### EXERCISE BRIEF
List each line of the data in which the string "this" appears.

### SUPPLIED MATERIAL

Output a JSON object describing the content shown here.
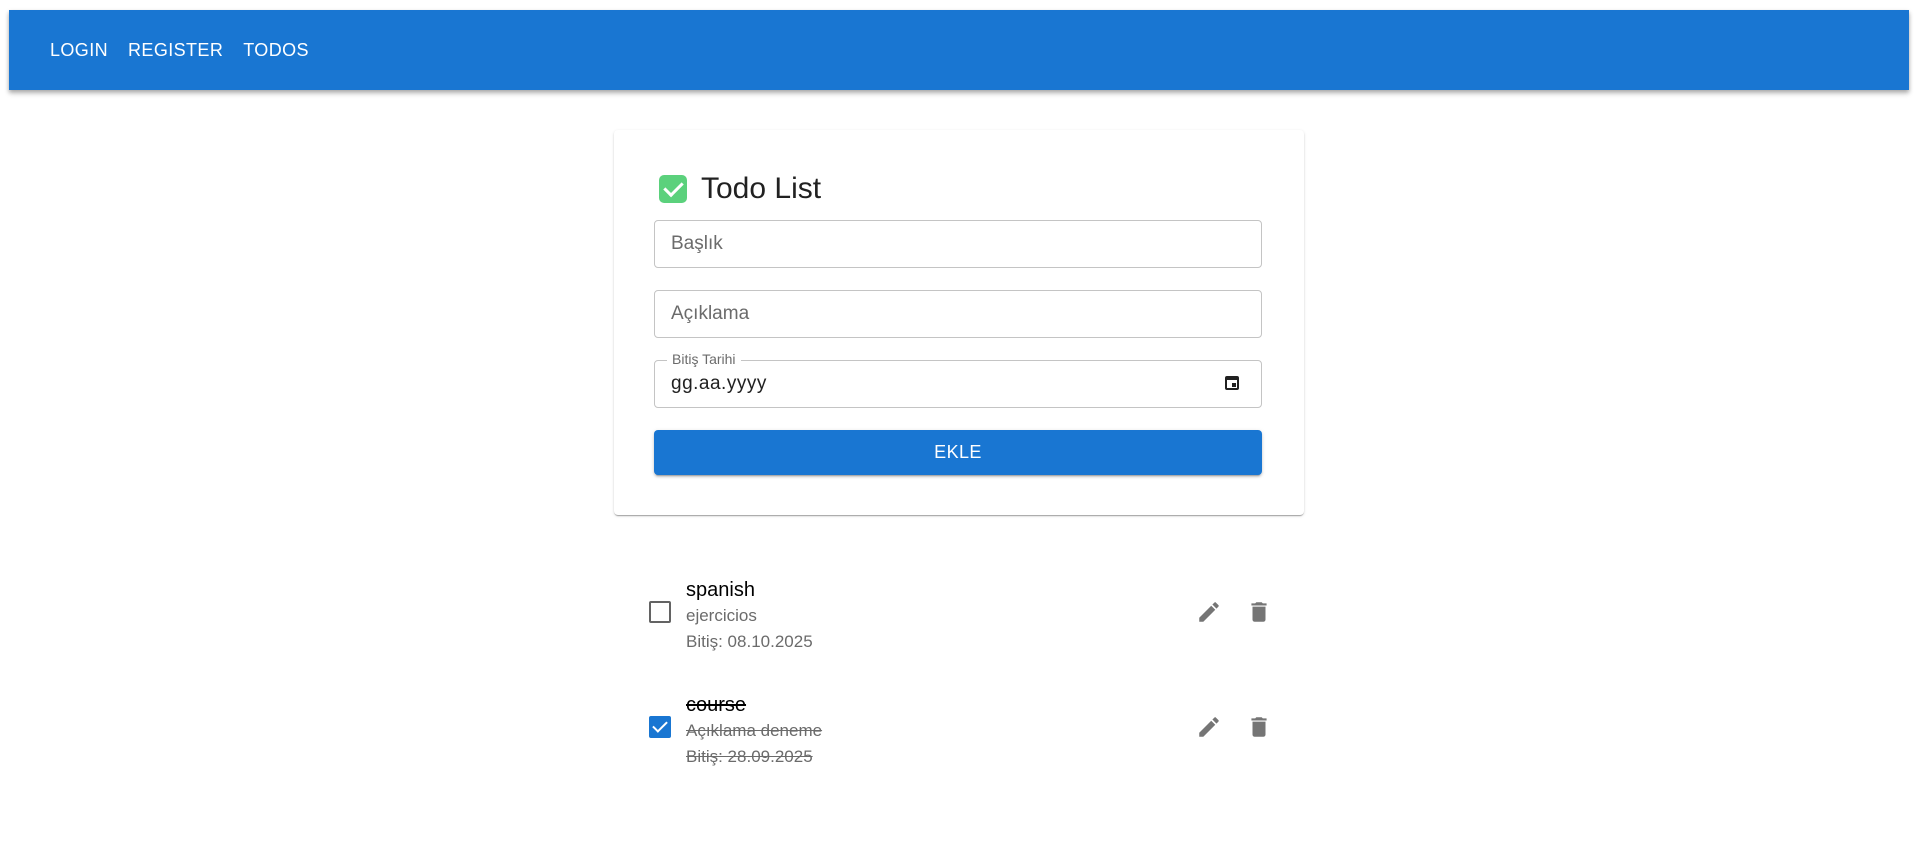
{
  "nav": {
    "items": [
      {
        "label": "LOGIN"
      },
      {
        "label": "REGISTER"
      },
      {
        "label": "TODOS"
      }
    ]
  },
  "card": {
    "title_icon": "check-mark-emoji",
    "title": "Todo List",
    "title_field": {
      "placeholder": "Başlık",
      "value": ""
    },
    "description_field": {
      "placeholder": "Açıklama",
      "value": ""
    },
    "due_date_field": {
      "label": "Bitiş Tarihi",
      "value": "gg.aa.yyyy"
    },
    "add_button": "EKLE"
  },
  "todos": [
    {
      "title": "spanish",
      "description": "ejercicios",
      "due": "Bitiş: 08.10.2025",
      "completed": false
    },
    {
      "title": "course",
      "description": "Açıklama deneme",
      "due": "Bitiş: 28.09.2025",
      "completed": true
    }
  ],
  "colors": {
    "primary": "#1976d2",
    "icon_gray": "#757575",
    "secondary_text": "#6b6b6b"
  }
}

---

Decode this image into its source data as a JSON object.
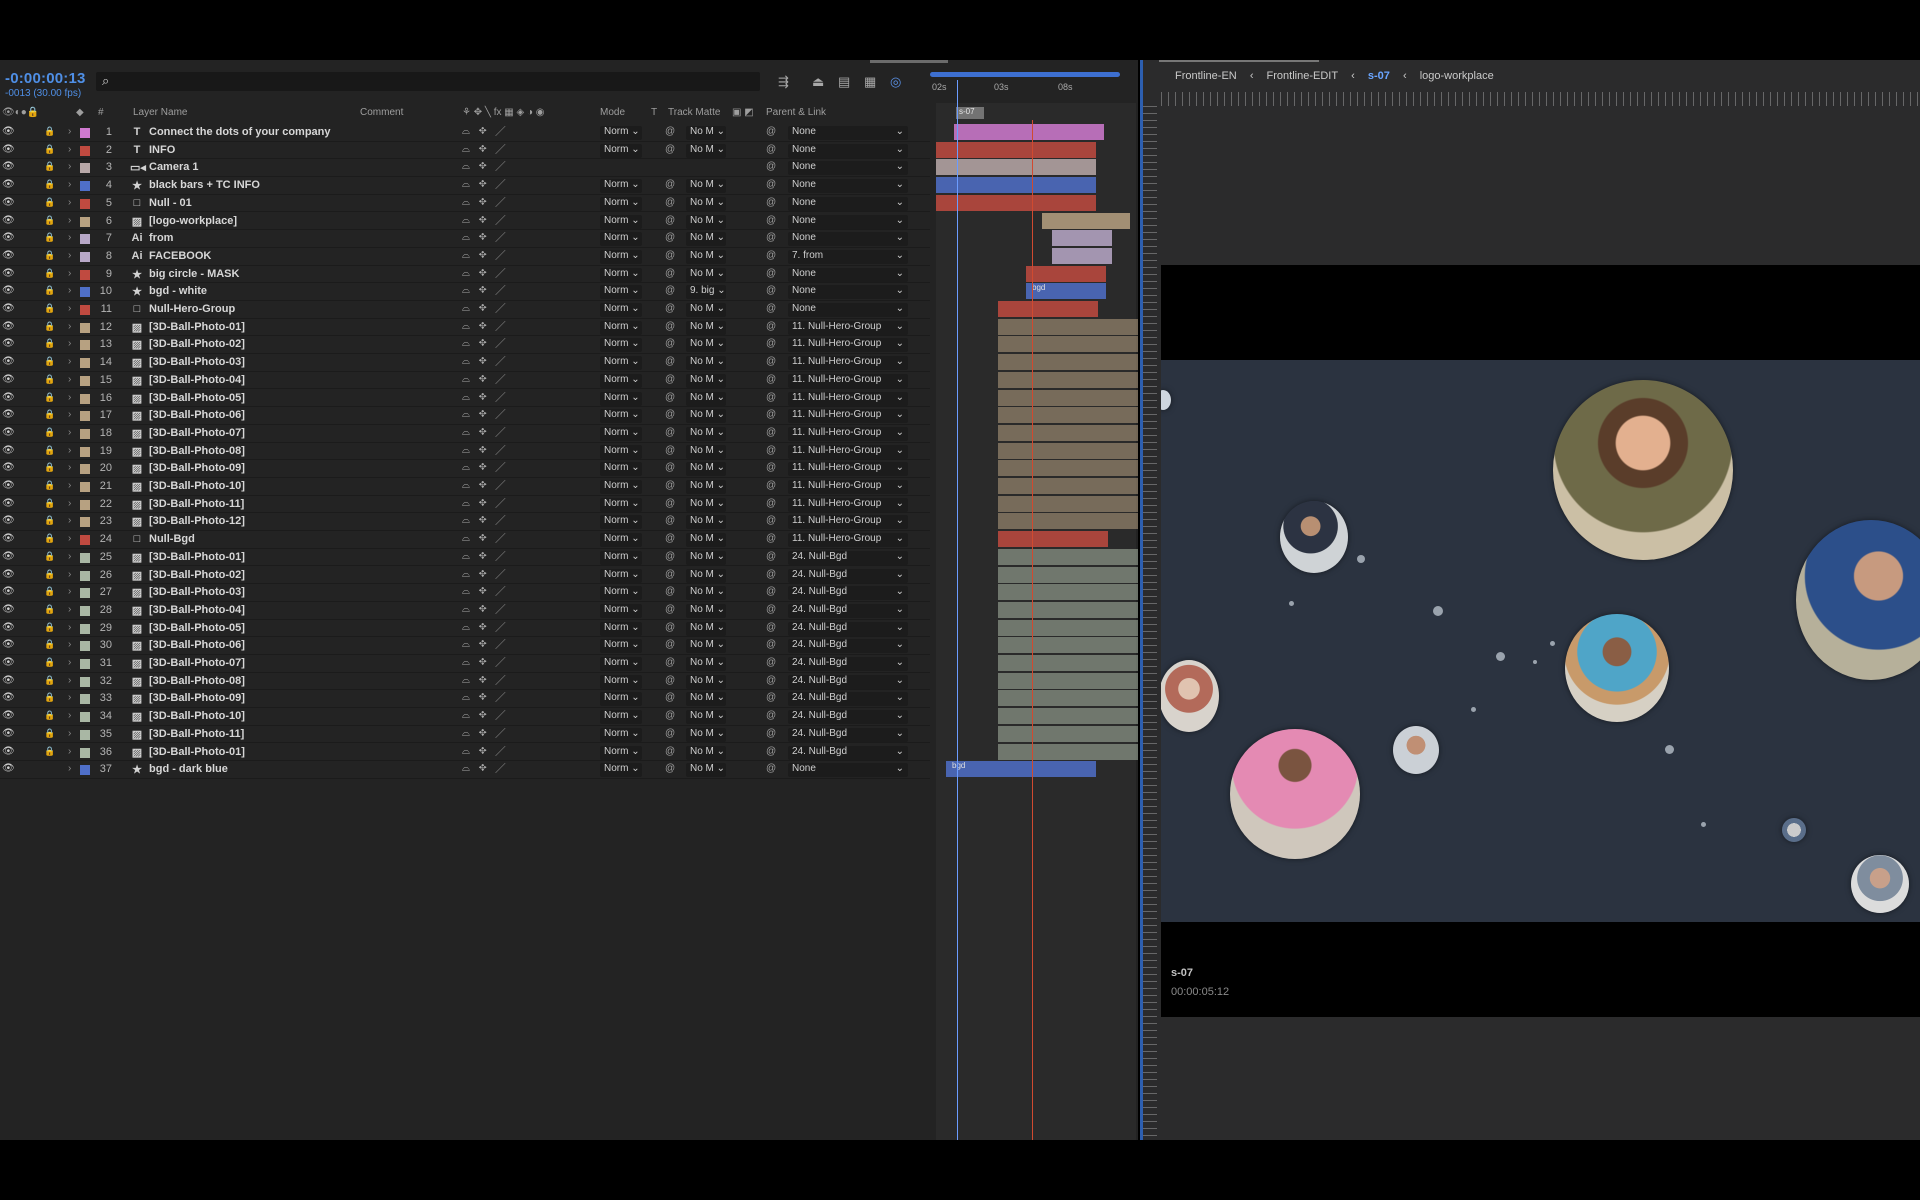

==

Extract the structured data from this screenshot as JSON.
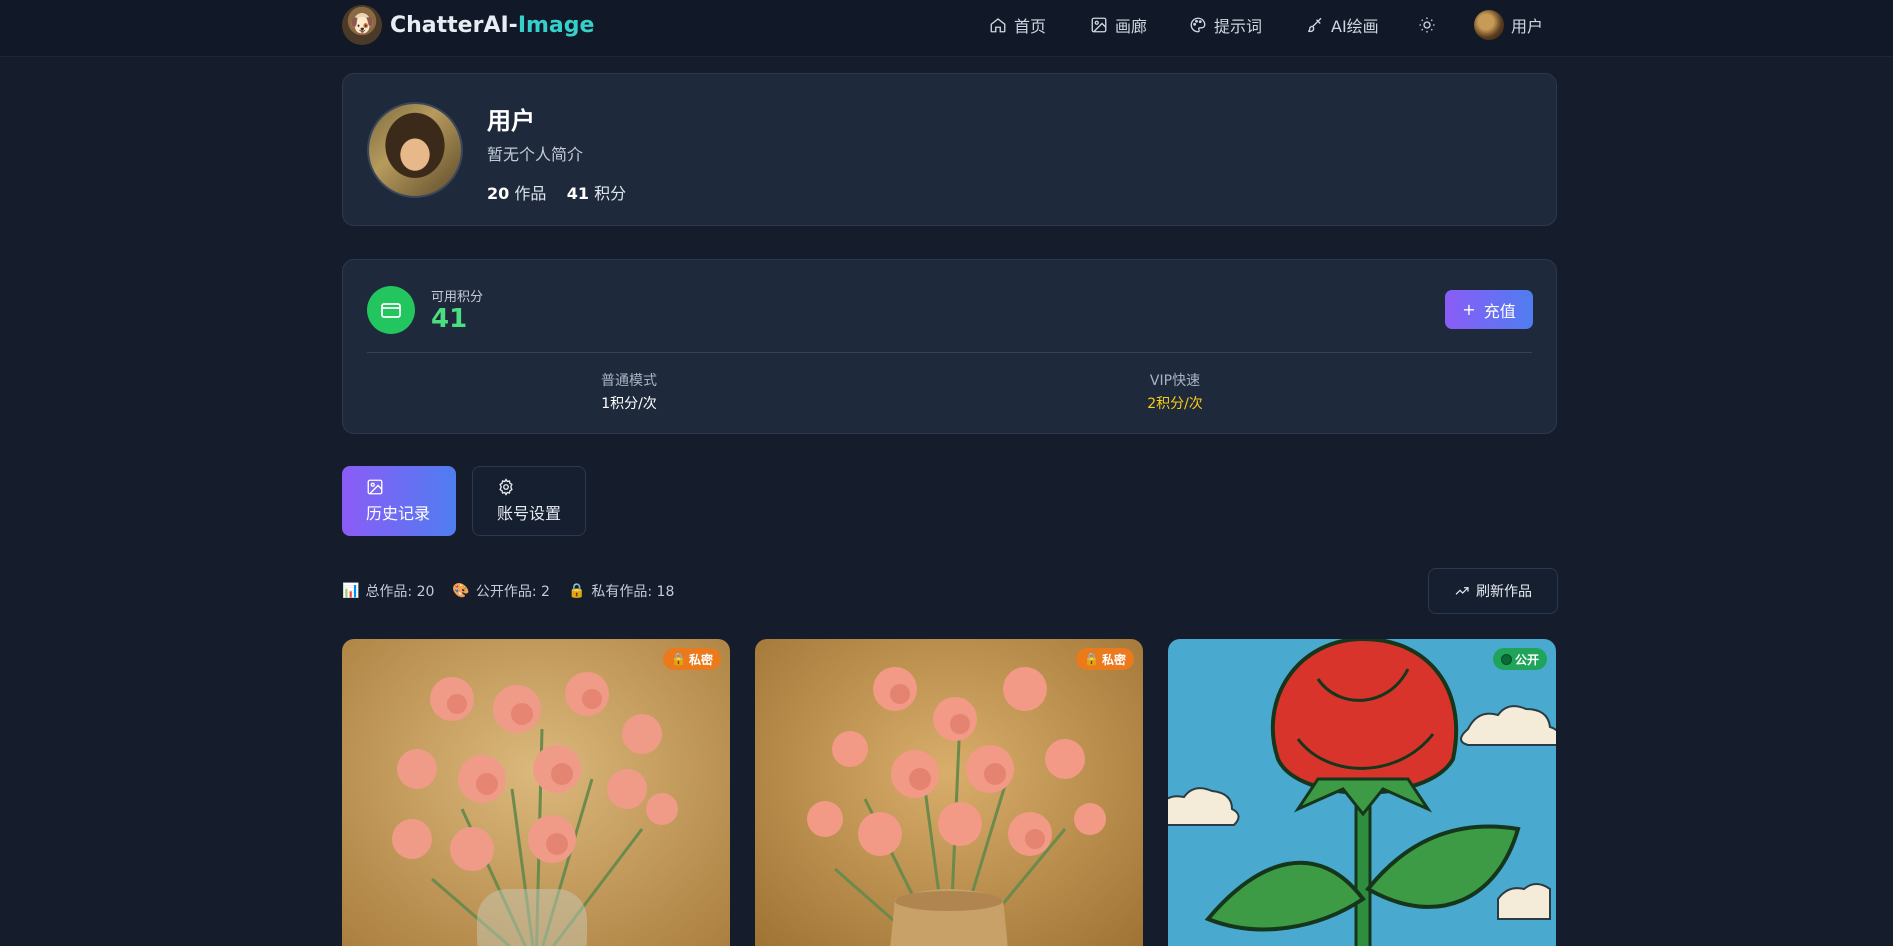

### ANSWER BOX
Decode this image into its source data as a JSON object.
Extract the structured data from this screenshot as JSON.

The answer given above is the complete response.